"Swimming in the sea of me". Now where did I hear that phrase. Sometimes it's inevitable though, pain climbs up the backside and throws its hands around my eyes, blocking out the light, the love and yes, hope.
And then I get catapulted into the lives of others. And that happened yesterday with the floods in Toronto and worry about Daughter and Grandgirl and their well-being which expanded into a discussion about climate change and Daughter's activism which involves death threats. Yes. And no more can I say about that without imperilling her. She is very brave, is Daughter. So she was on the one landline in her house that worked, in a corner of her dining room plugged into the old fashioned jack on the wall with all the power out in the city, the vast immobilized city. Note to others: always make sure you have a real honest to goodness landline somewhere in your home. And yes, like her, a windup radio or one with batteries.

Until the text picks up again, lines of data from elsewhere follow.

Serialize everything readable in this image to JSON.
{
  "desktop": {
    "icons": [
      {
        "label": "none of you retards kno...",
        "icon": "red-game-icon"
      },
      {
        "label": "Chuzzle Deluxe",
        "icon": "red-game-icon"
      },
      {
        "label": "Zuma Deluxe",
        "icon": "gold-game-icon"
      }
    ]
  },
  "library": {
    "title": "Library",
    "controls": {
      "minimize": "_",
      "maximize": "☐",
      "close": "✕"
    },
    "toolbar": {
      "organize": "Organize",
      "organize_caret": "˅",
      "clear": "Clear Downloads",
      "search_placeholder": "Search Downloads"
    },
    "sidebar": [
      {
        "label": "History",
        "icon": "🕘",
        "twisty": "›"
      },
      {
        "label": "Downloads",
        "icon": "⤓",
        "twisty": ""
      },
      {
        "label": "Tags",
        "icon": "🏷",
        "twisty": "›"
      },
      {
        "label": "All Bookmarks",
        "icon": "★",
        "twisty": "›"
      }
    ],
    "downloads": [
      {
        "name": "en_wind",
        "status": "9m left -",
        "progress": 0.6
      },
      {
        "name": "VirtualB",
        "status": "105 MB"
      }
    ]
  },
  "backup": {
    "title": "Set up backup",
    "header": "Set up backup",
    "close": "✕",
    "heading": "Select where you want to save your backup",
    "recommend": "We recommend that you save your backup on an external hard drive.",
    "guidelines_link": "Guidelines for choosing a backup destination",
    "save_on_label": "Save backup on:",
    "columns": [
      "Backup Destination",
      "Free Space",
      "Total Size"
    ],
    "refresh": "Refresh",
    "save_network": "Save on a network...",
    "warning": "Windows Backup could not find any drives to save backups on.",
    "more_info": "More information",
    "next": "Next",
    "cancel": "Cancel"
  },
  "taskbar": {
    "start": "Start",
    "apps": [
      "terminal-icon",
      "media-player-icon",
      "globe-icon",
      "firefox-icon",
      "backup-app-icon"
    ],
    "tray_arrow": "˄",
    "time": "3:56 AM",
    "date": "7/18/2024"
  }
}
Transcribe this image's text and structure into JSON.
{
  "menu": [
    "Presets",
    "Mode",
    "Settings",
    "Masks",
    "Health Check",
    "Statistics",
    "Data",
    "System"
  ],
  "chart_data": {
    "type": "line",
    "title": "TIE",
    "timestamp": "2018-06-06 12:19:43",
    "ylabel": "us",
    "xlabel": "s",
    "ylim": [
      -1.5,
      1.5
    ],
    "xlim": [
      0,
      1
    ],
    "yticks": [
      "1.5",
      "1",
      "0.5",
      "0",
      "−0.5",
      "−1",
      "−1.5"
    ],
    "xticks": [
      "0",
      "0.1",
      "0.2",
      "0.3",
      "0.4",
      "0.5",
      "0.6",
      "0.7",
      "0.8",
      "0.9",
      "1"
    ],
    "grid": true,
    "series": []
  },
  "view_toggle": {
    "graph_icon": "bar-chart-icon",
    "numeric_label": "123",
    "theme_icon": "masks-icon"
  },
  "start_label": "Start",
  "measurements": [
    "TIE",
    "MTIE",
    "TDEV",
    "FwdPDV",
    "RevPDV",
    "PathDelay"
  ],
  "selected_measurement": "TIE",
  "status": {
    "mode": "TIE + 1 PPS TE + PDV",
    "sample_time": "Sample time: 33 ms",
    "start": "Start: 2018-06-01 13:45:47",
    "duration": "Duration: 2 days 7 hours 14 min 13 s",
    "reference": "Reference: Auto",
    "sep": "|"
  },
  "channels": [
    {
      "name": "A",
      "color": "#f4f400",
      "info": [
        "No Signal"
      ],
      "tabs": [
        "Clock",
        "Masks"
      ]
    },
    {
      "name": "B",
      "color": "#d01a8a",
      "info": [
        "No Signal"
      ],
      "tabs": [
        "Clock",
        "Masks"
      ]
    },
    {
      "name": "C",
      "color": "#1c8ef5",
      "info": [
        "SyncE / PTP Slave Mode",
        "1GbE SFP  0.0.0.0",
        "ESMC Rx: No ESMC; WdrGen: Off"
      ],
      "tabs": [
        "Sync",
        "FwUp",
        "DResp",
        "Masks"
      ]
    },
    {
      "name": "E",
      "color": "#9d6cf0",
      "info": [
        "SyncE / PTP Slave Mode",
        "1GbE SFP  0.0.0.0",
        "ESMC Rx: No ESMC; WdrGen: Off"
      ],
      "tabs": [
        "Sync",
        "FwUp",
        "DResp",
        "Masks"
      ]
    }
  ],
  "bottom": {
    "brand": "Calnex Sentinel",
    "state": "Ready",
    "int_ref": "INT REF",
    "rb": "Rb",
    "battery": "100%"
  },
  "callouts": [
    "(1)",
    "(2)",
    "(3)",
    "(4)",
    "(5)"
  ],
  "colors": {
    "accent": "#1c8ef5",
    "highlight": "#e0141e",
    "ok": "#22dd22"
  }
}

So my sadness about my particular roadblock rolled off me and afterwards, I was able to package it up and file it under "unsolvable mysteries of life" and move on. I slept last night, all night, for the first time in maybe weeks. And yes, I feel good today, not dragging the old butterama around, muttering darkly to the dog about misunderstandings and casual cruelties and raw rejection by loved ones.
And a new friend called and asked me about East Coast Trailing. We found each other! I had always wanted to hike with a companion on the East Coast Trail. Another item on the bucket list. It's not something one does alone as parts of it are dangerous and visions of lying helpless, broken-legged, at the bottom of a cliff for a couple of weeks stopped my solitary explorations right in their tracks. I may be foolhardy but I can be surprisingly mature when it comes to personal risk-taking - much to my own astonishment.
Another catapult. Bring them on.